• _ACTION ITEM_: Lines holding the string "more" are the ones to copy; find them all in the data.

• _DATA FOR THIS TASK_:
* * *
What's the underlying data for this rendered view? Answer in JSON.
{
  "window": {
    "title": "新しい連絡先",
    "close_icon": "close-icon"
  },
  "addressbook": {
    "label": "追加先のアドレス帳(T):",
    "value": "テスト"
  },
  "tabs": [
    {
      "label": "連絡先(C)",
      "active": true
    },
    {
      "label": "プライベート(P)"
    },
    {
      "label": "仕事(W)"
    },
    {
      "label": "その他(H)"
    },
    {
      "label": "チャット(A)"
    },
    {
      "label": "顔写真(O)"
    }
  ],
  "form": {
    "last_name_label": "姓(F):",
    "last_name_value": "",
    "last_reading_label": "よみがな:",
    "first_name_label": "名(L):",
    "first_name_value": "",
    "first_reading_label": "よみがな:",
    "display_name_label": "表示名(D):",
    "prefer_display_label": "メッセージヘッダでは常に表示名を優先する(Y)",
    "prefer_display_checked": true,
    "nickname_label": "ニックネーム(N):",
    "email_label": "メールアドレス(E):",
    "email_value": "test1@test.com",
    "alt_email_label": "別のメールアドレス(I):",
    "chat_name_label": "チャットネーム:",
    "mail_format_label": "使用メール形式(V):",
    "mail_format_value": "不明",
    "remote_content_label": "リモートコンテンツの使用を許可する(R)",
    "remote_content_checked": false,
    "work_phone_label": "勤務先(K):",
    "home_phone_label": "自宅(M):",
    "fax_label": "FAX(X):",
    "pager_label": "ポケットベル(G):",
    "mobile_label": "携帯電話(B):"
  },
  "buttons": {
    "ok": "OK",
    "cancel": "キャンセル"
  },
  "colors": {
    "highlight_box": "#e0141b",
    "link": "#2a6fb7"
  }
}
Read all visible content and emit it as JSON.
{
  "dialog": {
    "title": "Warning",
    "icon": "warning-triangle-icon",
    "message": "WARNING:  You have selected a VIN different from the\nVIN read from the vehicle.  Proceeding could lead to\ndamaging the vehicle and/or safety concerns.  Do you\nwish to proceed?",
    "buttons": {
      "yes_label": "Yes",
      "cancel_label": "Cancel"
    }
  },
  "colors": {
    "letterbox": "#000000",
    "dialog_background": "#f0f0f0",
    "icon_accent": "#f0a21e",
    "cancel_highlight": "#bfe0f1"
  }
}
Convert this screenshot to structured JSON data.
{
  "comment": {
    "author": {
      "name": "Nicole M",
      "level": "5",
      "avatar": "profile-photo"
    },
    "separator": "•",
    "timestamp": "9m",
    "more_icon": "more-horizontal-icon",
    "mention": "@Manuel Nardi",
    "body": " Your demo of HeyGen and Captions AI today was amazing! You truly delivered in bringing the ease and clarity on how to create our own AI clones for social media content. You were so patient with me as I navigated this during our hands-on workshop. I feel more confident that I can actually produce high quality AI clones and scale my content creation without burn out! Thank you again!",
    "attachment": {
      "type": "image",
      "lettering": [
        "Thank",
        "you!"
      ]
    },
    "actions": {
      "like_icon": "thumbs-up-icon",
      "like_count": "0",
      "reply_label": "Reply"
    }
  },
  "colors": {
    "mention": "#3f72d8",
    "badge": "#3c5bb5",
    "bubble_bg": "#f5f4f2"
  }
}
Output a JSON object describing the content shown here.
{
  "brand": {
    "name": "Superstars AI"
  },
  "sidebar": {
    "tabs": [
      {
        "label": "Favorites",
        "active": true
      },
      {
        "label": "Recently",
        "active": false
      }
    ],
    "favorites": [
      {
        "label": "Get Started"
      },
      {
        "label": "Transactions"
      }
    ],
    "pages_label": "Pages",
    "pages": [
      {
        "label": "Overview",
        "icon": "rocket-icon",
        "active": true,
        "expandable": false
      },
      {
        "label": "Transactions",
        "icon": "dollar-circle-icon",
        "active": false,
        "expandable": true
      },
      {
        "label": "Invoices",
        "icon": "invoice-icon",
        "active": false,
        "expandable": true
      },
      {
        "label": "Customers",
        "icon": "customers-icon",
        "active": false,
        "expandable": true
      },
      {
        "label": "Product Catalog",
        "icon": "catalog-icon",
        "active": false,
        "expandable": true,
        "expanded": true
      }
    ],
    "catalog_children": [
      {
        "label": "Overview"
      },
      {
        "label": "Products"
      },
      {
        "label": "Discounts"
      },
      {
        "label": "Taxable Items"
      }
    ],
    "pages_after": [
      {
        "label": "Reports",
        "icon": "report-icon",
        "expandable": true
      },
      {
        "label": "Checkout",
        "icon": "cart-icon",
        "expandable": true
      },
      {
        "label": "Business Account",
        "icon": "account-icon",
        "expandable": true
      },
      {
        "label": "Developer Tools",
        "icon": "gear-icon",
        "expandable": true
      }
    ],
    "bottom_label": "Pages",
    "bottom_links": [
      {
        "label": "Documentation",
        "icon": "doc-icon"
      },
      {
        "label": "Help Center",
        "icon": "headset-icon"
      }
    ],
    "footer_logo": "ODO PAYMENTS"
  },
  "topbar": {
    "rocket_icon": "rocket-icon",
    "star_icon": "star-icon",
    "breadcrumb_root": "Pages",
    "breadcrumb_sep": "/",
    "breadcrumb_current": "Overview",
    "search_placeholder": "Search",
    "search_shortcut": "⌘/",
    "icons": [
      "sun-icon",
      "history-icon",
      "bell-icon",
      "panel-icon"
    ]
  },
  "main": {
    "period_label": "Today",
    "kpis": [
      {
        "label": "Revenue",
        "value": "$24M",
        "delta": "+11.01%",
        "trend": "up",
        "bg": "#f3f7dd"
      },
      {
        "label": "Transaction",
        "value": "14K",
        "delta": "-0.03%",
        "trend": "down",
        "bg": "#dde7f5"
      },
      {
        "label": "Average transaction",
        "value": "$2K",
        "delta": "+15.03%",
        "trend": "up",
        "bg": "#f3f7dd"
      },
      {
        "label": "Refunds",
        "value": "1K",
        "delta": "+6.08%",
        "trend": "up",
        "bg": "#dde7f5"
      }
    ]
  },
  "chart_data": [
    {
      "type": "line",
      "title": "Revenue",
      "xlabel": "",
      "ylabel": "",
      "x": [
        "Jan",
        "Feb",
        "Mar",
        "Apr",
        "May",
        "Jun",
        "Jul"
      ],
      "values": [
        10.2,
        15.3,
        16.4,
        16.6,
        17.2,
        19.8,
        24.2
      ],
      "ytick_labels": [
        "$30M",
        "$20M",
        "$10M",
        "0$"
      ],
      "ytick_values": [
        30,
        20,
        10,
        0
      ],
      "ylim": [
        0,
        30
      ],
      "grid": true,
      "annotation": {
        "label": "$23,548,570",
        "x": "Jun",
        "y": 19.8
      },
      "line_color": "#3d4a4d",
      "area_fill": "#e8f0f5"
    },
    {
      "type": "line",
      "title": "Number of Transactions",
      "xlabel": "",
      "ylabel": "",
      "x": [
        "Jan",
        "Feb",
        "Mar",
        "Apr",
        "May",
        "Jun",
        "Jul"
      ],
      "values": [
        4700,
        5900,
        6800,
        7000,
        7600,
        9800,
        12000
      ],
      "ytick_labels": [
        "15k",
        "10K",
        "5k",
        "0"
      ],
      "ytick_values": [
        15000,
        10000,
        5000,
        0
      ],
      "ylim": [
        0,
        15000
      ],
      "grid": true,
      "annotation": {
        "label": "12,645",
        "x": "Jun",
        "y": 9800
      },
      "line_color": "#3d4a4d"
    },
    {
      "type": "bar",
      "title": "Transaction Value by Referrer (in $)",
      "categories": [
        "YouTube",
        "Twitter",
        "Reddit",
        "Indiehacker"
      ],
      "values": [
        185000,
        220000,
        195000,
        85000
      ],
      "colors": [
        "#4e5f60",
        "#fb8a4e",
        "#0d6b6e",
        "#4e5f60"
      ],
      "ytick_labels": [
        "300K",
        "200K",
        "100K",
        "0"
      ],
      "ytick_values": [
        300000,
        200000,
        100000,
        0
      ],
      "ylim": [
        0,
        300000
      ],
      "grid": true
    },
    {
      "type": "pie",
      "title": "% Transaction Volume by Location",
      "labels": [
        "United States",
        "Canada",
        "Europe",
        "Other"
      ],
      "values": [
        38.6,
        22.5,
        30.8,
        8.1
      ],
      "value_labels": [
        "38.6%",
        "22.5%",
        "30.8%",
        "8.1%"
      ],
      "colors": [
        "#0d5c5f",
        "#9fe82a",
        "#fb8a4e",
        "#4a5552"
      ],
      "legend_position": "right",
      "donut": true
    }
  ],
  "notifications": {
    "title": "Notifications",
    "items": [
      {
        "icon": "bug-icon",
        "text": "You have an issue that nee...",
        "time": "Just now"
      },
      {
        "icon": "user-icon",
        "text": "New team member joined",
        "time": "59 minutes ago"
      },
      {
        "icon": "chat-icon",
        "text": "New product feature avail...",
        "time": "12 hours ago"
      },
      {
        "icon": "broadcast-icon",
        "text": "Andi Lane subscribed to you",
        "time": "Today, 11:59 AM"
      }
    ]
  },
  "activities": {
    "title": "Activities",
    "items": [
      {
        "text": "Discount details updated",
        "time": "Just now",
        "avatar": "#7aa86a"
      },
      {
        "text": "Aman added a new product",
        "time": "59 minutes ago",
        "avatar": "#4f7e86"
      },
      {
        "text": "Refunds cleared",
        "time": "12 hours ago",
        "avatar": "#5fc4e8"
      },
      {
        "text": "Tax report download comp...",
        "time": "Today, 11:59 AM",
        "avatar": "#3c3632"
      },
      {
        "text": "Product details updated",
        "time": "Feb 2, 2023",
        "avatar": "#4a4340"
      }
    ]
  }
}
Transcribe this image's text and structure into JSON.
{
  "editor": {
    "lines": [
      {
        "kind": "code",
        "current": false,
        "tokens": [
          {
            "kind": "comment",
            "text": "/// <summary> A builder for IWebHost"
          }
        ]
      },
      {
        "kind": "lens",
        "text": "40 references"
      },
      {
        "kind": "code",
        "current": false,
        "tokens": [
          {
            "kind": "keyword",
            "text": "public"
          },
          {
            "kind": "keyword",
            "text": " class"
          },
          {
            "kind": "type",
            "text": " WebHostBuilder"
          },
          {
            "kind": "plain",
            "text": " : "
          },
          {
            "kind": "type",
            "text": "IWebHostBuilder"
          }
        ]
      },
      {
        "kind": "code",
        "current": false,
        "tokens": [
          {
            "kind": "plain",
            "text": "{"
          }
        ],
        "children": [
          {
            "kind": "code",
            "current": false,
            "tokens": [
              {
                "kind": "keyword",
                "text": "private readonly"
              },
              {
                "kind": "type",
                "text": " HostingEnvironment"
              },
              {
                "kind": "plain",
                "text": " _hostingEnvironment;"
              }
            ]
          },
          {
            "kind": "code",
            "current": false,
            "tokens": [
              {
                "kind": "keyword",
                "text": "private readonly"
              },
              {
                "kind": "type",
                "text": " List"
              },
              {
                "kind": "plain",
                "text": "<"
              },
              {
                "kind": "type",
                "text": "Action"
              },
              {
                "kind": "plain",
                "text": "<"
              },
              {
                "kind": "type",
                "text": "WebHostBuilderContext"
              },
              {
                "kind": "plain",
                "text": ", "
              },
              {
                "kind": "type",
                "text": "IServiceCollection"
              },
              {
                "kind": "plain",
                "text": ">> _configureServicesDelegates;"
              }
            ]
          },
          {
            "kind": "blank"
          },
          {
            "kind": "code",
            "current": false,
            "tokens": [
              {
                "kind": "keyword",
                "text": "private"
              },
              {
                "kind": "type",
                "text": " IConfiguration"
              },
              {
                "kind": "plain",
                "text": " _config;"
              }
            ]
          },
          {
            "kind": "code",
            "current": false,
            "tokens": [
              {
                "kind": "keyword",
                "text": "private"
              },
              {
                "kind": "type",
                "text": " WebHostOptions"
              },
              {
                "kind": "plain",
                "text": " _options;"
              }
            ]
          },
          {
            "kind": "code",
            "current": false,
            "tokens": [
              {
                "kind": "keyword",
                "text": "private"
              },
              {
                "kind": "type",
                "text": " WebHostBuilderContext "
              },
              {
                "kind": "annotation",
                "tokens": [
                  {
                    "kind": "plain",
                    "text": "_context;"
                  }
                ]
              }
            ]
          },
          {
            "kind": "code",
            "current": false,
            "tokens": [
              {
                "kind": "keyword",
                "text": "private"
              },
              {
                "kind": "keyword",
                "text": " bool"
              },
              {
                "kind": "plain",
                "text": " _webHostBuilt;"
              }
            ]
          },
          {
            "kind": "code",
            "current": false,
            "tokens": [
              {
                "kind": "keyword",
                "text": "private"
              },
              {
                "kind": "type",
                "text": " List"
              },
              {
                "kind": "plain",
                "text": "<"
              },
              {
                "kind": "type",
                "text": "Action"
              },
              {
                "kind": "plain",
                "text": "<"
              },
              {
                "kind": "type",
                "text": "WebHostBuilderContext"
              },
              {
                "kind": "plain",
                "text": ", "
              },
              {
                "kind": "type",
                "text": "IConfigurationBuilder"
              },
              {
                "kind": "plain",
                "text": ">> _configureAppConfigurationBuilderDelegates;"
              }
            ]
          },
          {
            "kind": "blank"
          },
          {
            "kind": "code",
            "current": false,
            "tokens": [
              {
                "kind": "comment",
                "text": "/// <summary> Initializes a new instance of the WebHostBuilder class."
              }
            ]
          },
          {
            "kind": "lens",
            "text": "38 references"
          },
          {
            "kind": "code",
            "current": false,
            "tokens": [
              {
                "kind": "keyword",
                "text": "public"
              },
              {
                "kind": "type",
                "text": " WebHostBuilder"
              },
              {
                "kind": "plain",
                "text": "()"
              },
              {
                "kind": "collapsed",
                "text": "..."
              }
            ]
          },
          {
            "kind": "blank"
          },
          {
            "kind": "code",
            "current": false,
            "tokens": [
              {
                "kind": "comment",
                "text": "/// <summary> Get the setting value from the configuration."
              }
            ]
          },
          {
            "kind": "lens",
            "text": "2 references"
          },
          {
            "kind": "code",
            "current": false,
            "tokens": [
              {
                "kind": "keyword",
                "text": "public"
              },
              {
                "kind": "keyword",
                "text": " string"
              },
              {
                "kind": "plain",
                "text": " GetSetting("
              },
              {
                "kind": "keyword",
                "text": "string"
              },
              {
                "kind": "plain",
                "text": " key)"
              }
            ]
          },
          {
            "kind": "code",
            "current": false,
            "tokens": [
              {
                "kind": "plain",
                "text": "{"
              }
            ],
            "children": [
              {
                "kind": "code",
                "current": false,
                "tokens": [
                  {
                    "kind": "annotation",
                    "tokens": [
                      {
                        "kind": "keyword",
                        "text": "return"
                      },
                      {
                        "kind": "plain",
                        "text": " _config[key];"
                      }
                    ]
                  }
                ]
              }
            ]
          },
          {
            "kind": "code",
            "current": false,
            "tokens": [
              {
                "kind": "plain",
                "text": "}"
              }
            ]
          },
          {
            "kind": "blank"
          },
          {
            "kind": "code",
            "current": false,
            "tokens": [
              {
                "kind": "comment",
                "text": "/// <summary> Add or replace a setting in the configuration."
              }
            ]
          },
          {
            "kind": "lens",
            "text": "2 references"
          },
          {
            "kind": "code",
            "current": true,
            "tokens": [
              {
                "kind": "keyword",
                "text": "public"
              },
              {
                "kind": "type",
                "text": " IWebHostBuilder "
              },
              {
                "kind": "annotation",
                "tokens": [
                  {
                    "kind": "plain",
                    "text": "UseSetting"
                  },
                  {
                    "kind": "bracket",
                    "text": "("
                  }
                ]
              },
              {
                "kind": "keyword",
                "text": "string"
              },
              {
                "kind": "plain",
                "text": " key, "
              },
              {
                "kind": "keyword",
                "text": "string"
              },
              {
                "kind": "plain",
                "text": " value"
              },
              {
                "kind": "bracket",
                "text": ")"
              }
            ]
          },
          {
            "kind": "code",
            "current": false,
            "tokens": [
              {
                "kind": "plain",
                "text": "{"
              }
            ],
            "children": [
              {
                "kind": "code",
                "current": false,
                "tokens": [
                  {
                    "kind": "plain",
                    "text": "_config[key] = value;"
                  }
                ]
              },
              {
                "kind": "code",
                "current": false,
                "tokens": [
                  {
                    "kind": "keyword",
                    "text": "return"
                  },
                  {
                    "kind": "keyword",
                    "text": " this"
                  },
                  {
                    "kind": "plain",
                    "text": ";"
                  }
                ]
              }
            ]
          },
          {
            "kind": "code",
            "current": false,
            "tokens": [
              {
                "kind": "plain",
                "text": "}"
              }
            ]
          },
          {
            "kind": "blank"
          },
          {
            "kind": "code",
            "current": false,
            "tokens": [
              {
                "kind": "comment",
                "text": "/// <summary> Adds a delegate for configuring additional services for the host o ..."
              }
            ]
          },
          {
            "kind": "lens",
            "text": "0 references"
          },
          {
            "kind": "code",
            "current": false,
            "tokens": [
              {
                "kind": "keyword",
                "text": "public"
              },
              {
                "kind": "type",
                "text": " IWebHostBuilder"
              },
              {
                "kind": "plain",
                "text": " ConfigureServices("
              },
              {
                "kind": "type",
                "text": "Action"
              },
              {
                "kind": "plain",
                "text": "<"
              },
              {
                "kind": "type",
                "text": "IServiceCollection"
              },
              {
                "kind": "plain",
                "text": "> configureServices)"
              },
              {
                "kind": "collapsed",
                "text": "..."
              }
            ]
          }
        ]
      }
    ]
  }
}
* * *
• _EXERCISE OUTPUT_:
    "more_icon": "more-horizontal-icon",
    "body": " Your demo of HeyGen and Captions AI today was amazing! You truly delivered in bringing the ease and clarity on how to create our own AI clones for social media content. You were so patient with me as I navigated this during our hands-on workshop. I feel more confident that I can actually produce high quality AI clones and scale my content creation without burn out! Thank you again!",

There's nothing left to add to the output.